The variety of inclusion criteria in the included studies is likely to have contributed to the heterogeneity. Although we aimed to include patients with acute myocardial infarction, some cardiogenic shock studies included patients with a wide variety of aetiologies (100 % AMI in the IABP studies, but lower in the Impella/Tandemheart studies (no exact number reported)). In the cardiac arrest studies, there was variation in the location of the arrest, duration of no-flow and CPR. The inclusion criteria resulted in relatively low no-flow times as most studies included IHCA arrest, witnessed OHCA with bystander CPR, or mandatory low no-flow times. It is not known whether shorter no-flow and CPR duration before deploying ECLS results in a better outcome compared with conventional CPR. However, survival and outcome deteriorate as duration of no-flow and CPR increases [11].

Although vascular and bleeding complications are known to occur frequently during ECLS therapy, only a few of the included studies reported on these complications. Two previously published pooled analyses of complications of ECLS both reported high complication rates [29, 30]. They did not compare those rates with non-ECLS-treated patients. In these pooled analyses, lower limb ischaemia occurred in 16.9 and 10.7 %, which is comparable with our range of peripheral vessel complications, which is between 8.7 and 25 %. The occurrence of events may be directly related to ECLS therapy, or indirectly to the critical conditions of patients treated with ECLS. Either way we must keep in mind that survival with good neurological outcome might outweigh the risk for complications. In addition, complications during ECLS can only occur when patients are still alive for complications to occur. Therefore, the value of complications in these extremely high-risk patients is a relative one. The current meta-analysis found a survival rate of 45.2 % in cardiogenic shock patients and 27.4 % in the cardiac arrest patients treated with ECLS. These numbers are consistent with data from Xie et al., who performed a pooled analysis of observational cohort studies (without control arm) on patients treated with ECLS for refractory cardiogenic shock (n = 659) or for cardiac arrest (n = 277), and demonstrated a 30-day survival of 52.5 % in CS and 36.2 % in cardiac arrest [31].

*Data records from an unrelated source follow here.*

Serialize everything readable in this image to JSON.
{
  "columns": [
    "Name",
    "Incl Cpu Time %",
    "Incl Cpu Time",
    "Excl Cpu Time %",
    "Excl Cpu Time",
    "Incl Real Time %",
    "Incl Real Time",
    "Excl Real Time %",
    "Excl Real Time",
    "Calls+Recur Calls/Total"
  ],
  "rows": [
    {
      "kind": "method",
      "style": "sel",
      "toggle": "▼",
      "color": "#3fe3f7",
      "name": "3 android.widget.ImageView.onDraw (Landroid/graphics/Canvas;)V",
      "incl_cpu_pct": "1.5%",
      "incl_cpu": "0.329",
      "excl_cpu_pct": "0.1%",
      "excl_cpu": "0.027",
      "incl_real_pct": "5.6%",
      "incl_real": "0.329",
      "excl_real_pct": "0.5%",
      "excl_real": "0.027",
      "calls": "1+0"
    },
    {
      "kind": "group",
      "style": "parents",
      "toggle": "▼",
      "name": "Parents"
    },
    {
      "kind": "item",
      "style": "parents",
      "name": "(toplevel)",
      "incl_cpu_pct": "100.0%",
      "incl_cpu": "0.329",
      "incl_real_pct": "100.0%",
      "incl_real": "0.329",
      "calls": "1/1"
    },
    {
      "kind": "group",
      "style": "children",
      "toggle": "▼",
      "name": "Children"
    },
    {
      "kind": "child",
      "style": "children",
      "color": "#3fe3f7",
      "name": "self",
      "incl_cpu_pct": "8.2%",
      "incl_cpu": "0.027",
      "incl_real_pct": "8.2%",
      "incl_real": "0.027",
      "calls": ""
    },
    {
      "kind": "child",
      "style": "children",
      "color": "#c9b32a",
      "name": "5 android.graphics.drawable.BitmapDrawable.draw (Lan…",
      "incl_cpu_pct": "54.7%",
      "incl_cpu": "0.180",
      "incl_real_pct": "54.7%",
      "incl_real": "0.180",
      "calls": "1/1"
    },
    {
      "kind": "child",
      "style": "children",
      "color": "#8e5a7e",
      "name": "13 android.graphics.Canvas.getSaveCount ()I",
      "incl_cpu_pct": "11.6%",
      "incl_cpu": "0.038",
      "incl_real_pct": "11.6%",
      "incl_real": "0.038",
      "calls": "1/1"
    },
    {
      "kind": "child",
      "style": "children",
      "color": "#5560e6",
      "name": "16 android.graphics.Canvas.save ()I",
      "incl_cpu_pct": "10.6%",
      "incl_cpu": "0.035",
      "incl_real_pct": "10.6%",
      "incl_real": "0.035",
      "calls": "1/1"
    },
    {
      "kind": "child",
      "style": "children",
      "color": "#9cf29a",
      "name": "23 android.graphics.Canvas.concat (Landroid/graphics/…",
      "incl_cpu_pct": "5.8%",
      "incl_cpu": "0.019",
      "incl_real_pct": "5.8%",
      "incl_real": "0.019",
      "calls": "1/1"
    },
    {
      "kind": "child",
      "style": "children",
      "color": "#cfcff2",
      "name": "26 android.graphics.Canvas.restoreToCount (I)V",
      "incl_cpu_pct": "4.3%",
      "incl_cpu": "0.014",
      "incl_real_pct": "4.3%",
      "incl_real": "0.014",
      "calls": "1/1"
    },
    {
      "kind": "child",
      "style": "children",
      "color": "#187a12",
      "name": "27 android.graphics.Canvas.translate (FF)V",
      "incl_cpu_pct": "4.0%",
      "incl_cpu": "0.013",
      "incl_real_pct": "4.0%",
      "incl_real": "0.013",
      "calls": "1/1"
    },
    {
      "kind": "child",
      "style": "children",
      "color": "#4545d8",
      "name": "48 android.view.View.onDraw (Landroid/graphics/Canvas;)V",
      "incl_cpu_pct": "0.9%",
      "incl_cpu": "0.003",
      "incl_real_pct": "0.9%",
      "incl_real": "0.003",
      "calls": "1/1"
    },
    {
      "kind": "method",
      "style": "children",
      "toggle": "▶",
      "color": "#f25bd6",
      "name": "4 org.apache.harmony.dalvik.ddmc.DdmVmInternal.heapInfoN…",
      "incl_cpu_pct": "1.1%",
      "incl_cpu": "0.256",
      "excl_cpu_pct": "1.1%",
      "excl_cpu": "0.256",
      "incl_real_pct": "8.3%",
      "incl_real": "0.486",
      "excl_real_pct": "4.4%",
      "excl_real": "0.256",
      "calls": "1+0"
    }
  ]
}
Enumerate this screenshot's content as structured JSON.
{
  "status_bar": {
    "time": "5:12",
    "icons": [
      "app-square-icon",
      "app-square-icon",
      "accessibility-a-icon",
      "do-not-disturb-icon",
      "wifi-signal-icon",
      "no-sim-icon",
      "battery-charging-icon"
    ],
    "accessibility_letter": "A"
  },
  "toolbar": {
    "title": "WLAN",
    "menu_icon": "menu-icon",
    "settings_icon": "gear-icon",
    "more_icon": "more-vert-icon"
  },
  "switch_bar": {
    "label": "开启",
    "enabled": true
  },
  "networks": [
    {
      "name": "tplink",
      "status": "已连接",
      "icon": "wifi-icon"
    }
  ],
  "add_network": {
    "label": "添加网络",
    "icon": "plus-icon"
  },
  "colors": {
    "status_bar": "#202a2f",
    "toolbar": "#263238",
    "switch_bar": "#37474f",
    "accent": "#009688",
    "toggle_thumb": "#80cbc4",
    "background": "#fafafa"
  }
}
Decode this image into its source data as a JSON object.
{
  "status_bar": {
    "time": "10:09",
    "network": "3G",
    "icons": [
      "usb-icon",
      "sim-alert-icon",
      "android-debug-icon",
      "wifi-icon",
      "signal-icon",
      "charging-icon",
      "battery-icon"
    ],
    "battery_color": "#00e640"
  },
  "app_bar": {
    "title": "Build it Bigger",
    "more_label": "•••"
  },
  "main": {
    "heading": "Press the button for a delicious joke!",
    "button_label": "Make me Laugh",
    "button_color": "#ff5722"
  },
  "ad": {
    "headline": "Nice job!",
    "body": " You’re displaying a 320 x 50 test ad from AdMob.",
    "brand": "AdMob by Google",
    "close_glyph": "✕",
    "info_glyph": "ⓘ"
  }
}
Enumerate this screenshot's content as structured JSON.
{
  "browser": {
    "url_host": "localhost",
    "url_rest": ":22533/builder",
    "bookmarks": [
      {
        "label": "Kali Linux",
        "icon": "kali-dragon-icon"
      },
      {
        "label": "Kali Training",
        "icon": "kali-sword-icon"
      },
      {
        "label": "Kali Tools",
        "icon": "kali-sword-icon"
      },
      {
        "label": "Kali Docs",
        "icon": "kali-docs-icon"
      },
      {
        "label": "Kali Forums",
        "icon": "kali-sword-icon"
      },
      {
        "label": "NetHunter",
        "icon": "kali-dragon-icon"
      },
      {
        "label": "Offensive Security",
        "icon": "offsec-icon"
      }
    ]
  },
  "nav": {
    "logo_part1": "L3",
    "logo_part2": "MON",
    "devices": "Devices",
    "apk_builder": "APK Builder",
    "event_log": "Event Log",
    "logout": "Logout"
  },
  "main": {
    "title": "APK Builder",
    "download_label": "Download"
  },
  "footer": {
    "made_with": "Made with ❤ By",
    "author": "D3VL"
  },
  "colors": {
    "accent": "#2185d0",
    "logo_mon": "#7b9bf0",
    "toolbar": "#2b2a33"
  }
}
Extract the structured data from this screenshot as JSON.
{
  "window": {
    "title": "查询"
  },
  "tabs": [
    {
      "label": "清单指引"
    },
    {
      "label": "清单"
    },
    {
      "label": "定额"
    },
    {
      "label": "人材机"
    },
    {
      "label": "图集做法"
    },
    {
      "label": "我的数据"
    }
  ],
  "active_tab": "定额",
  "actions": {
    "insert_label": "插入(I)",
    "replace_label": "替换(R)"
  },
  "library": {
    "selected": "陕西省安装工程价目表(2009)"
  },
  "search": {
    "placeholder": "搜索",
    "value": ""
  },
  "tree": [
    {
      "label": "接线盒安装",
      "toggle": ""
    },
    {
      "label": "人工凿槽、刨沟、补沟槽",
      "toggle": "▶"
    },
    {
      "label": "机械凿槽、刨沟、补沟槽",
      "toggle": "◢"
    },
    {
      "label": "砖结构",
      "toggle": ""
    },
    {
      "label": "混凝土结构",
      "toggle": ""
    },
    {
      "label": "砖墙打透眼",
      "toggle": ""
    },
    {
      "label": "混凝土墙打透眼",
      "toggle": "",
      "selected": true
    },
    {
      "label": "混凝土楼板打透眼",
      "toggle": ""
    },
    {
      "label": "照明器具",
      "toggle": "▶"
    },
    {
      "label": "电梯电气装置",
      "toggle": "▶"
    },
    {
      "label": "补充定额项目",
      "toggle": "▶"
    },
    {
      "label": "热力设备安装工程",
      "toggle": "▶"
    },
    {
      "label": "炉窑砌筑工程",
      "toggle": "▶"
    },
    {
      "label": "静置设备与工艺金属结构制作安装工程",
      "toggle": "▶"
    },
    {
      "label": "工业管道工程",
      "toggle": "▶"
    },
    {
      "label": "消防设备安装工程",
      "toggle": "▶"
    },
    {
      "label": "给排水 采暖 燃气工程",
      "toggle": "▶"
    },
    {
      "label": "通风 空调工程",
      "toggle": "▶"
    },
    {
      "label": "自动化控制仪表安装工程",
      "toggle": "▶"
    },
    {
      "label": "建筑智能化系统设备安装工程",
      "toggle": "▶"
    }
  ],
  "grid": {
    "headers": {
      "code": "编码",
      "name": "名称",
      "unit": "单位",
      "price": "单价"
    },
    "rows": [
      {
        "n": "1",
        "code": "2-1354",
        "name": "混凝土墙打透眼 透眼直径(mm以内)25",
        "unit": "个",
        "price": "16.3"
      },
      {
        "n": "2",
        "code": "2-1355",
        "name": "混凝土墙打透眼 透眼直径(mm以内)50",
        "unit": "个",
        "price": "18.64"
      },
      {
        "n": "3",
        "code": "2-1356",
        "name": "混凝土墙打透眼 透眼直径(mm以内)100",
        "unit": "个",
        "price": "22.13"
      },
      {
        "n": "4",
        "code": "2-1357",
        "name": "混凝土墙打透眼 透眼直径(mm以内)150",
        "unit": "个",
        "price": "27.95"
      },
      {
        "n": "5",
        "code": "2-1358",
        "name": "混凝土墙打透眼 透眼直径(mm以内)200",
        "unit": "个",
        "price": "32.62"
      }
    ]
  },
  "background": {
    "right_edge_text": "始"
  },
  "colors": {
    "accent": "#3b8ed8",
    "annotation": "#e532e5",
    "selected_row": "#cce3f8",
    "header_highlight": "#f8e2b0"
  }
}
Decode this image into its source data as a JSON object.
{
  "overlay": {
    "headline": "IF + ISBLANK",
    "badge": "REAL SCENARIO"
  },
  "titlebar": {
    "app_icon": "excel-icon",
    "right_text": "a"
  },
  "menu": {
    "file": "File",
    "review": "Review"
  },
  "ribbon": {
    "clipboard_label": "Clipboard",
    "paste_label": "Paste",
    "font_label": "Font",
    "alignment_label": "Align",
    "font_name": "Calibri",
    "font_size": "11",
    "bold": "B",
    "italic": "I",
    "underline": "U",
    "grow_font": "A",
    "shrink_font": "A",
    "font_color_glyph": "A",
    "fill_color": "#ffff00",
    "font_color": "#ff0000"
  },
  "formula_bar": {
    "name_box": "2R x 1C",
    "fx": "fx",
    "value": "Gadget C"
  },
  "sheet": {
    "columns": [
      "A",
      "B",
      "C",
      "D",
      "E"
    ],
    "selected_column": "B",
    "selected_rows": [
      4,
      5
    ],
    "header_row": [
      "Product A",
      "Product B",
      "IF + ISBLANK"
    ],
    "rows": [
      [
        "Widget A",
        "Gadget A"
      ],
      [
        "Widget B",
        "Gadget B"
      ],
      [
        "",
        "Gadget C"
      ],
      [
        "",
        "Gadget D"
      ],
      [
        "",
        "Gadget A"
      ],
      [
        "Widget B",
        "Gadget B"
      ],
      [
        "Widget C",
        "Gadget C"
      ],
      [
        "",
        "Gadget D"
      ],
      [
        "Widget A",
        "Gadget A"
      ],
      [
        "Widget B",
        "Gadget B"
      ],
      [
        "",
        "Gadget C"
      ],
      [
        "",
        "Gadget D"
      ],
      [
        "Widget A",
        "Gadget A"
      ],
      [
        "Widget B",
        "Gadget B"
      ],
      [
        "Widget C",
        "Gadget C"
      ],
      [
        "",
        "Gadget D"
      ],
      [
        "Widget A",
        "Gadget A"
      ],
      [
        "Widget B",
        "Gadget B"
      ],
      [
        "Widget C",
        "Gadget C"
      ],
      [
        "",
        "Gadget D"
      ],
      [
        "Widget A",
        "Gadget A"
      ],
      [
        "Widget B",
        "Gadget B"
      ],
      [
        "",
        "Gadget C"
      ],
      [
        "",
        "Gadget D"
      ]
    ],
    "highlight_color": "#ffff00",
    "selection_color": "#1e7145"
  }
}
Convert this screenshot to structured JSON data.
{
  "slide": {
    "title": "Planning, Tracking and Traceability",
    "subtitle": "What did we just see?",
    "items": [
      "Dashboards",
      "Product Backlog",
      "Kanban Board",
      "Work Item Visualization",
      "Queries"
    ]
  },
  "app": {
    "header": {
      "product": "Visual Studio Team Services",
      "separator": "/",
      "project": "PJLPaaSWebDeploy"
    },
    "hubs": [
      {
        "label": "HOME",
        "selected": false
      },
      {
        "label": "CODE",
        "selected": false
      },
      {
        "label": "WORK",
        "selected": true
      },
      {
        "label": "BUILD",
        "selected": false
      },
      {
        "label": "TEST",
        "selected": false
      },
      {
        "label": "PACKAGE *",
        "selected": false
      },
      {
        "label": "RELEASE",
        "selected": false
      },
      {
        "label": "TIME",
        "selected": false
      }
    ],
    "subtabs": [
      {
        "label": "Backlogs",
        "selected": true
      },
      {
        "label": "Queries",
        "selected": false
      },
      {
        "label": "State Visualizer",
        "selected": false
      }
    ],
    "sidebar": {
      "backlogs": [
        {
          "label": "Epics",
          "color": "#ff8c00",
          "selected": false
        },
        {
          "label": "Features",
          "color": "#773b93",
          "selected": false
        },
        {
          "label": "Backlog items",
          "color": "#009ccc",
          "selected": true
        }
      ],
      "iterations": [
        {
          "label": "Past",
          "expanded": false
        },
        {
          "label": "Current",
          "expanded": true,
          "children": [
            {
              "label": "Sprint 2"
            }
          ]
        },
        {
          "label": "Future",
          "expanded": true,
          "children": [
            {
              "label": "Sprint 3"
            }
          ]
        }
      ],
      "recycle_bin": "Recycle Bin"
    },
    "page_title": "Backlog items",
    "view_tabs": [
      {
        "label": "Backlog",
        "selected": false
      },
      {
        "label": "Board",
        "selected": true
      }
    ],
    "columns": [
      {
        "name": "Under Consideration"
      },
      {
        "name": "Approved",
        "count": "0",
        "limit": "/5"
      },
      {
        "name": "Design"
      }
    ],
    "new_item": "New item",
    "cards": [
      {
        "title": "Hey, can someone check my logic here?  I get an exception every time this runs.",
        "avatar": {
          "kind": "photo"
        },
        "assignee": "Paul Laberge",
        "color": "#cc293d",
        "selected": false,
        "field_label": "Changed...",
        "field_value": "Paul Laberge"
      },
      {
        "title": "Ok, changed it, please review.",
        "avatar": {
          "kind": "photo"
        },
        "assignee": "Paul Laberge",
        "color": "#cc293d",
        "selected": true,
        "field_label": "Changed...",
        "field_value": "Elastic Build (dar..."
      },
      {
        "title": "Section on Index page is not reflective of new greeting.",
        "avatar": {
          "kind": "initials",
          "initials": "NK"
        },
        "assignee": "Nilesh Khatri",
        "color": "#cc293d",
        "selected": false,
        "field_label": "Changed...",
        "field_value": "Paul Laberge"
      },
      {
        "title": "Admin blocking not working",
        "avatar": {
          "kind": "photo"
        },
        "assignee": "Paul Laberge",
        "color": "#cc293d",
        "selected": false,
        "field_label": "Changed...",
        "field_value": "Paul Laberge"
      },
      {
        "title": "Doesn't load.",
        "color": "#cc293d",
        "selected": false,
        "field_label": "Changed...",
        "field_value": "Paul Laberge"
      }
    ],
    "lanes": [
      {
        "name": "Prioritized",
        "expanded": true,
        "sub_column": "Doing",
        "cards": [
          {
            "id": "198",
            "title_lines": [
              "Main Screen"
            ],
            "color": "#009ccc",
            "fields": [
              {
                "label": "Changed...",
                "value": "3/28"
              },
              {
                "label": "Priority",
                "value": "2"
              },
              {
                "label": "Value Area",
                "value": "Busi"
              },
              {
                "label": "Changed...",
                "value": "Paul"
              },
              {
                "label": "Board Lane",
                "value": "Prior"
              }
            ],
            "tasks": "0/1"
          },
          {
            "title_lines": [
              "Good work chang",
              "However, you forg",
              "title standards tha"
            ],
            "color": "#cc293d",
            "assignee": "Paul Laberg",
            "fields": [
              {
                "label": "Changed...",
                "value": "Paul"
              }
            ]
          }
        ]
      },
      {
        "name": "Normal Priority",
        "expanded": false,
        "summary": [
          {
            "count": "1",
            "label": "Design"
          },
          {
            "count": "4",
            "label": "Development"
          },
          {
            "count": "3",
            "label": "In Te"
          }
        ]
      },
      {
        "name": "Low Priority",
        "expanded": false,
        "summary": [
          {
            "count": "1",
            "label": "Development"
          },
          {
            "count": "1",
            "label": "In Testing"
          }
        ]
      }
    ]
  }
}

Currently, ECLS has a class IIb recommendation (may be considered) in the European and American guidelines on myocardial revascularisation [6, 32]. The European Resuscitation Council (ERC) guidelines recommend that ECLS-assisted CPR should be considered to facilitate interventions [33]. Although the guidelines recommend consideration of ECLS, ECLS requires multidisciplinary expertise, which is often only available in a limited number of specialised centres. Experience is gained by providing ECLS support in remote locations and in the prehospital field to allow transfer to an experienced ECLS centre [27, 3436]. In addition, the high cost of ECLS is a limiting factor, which mandates appropriate case selection.

Although the findings of this meta-analysis were limited by the heterogeneity of included studies, in the absence of large randomised trials, this pooled analysis represents the best available method for evaluating ECLS. These data should be taken into account when updating the clinical guidelines on cardiac arrest. Ultimately, to clarify the role of ECLS in cardiogenic shock and cardiac arrest, a randomised controlled trial should be undertaken; however, many randomised trials in this patient category have been aborted as a result to low inclusion rates [37]. Therefore, while aiming for a randomised trial, large multicentre registries could be the first step towards identifying patients that may benefit from ECLS or other circulatory support devices.

In conclusion, the current meta-analysis aggregated all available evidence on the effectiveness of ECLS in the continuous field of cardiac failure, ranging from cardiogenic shock to cardiac arrest. In the setting of refractory cardiac arrest, the meta-analysis showed increased survival and favourable neurological outcomes in the ECLS-treated patients. In the setting of cardiogenic shock there was an increased survival with ECLS compared with IABP.